Today, more than 2,700 active duty and 5,700 reserve officers, men and women are assigned to the Pacific Fleet Seabees. Construction tasks in the Pacific range from renovating living quarters, ports and airfields, to constructing major operational training and support facilities.

Disaster relief and helping others help themselves have always been part of the Seabee tradition. Seabees provide relief after natural disasters, which includes providing temporary berthing and utilities, cleaning debris, restoring communication systems, repairs to damaged homes, buildings and base structures.

The “Can Do” spirit of the Seabees has a long and gallant history. The Seabees of today uphold that legacy and continue to be the military construction force of choice.


 Seabee News

Quick Links

US Navy Recruiting | No Fear Act | FOIA |

US Navy | US Marine Corps | Navy Reserves
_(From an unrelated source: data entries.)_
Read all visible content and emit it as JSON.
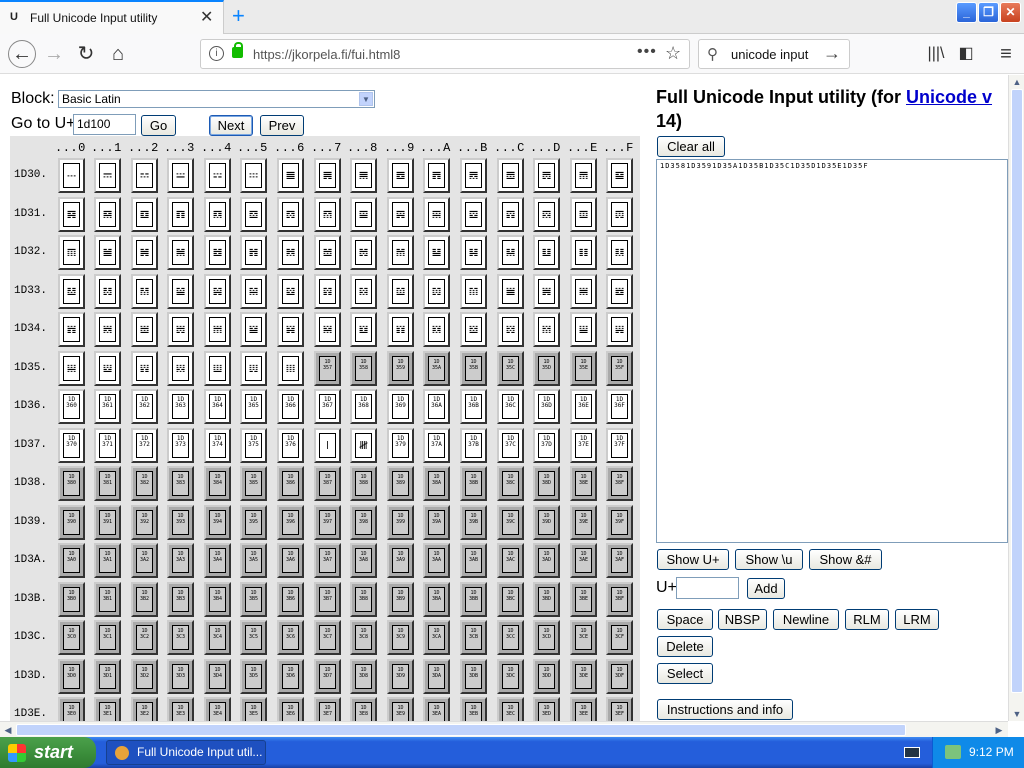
{
  "browser": {
    "tab_title": "Full Unicode Input utility",
    "tab_favicon": "U",
    "url": "https://jkorpela.fi/fui.html8",
    "search_text": "unicode input",
    "window_controls": [
      "_",
      "❐",
      "✕"
    ]
  },
  "page": {
    "block_label": "Block:",
    "block_value": "Basic Latin",
    "goto_label": "Go to U+",
    "goto_value": "1d100",
    "go_button": "Go",
    "next_button": "Next",
    "prev_button": "Prev",
    "col_headers": [
      "...0",
      "...1",
      "...2",
      "...3",
      "...4",
      "...5",
      "...6",
      "...7",
      "...8",
      "...9",
      "...A",
      "...B",
      "...C",
      "...D",
      "...E",
      "...F"
    ],
    "row_headers": [
      "1D30.",
      "1D31.",
      "1D32.",
      "1D33.",
      "1D34.",
      "1D35.",
      "1D36.",
      "1D37.",
      "1D38.",
      "1D39.",
      "1D3A.",
      "1D3B.",
      "1D3C.",
      "1D3D.",
      "1D3E."
    ],
    "row_codes": [
      "1D30",
      "1D31",
      "1D32",
      "1D33",
      "1D34",
      "1D35",
      "1D36",
      "1D37",
      "1D38",
      "1D39",
      "1D3A",
      "1D3B",
      "1D3C",
      "1D3D",
      "1D3E"
    ],
    "hex_digits": [
      "0",
      "1",
      "2",
      "3",
      "4",
      "5",
      "6",
      "7",
      "8",
      "9",
      "A",
      "B",
      "C",
      "D",
      "E",
      "F"
    ],
    "glyphs": {
      "1D30": [
        "𝌀",
        "𝌁",
        "𝌂",
        "𝌃",
        "𝌄",
        "𝌅",
        "𝌆",
        "𝌇",
        "𝌈",
        "𝌉",
        "𝌊",
        "𝌋",
        "𝌌",
        "𝌍",
        "𝌎",
        "𝌏"
      ],
      "1D31": [
        "𝌐",
        "𝌑",
        "𝌒",
        "𝌓",
        "𝌔",
        "𝌕",
        "𝌖",
        "𝌗",
        "𝌘",
        "𝌙",
        "𝌚",
        "𝌛",
        "𝌜",
        "𝌝",
        "𝌞",
        "𝌟"
      ],
      "1D32": [
        "𝌠",
        "𝌡",
        "𝌢",
        "𝌣",
        "𝌤",
        "𝌥",
        "𝌦",
        "𝌧",
        "𝌨",
        "𝌩",
        "𝌪",
        "𝌫",
        "𝌬",
        "𝌭",
        "𝌮",
        "𝌯"
      ],
      "1D33": [
        "𝌰",
        "𝌱",
        "𝌲",
        "𝌳",
        "𝌴",
        "𝌵",
        "𝌶",
        "𝌷",
        "𝌸",
        "𝌹",
        "𝌺",
        "𝌻",
        "𝌼",
        "𝌽",
        "𝌾",
        "𝌿"
      ],
      "1D34": [
        "𝍀",
        "𝍁",
        "𝍂",
        "𝍃",
        "𝍄",
        "𝍅",
        "𝍆",
        "𝍇",
        "𝍈",
        "𝍉",
        "𝍊",
        "𝍋",
        "𝍌",
        "𝍍",
        "𝍎",
        "𝍏"
      ],
      "1D35": [
        "𝍐",
        "𝍑",
        "𝍒",
        "𝍓",
        "𝍔",
        "𝍕",
        "𝍖"
      ],
      "1D37": [
        "",
        "",
        "",
        "",
        "",
        "",
        "",
        "𝍷",
        "𝍸"
      ]
    },
    "right_title": "Full Unicode Input utility (for ",
    "right_title_link": "Unicode v",
    "right_title_line2": "14)",
    "clear_all_button": "Clear all",
    "textarea_content": "1D3581D3591D35A1D35B1D35C1D35D1D35E1D35F",
    "show_uplus_button": "Show U+",
    "show_u_button": "Show \\u",
    "show_amp_button": "Show &#",
    "uplus_label": "U+",
    "add_button": "Add",
    "space_button": "Space",
    "nbsp_button": "NBSP",
    "newline_button": "Newline",
    "rlm_button": "RLM",
    "lrm_button": "LRM",
    "delete_button": "Delete",
    "select_button": "Select",
    "instructions_button": "Instructions and info"
  },
  "taskbar": {
    "start_label": "start",
    "task_item": "Full Unicode Input util...",
    "clock": "9:12 PM"
  }
}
Individual Augmentee | Section 508 / Accessibility

This is an official United States Navy Website.

This US Government system is subject to monitoring. Please review the Privacy Policy.
The appearance of external hyperlinks does not constitute endorsement by the United States Department of Defense, or the United States Department of the Navy  of the linked web sites, or the information, products or services contained therein. For other than authorized activities such as military exchanges and Morale, Welfare and Recreation (MWR) sites, the United States Department of Defense, the Department of the Navy  does not exercise any editorial control over the information you may find at these locations. Such links are provided consistent with the stated purpose of this DoD web site.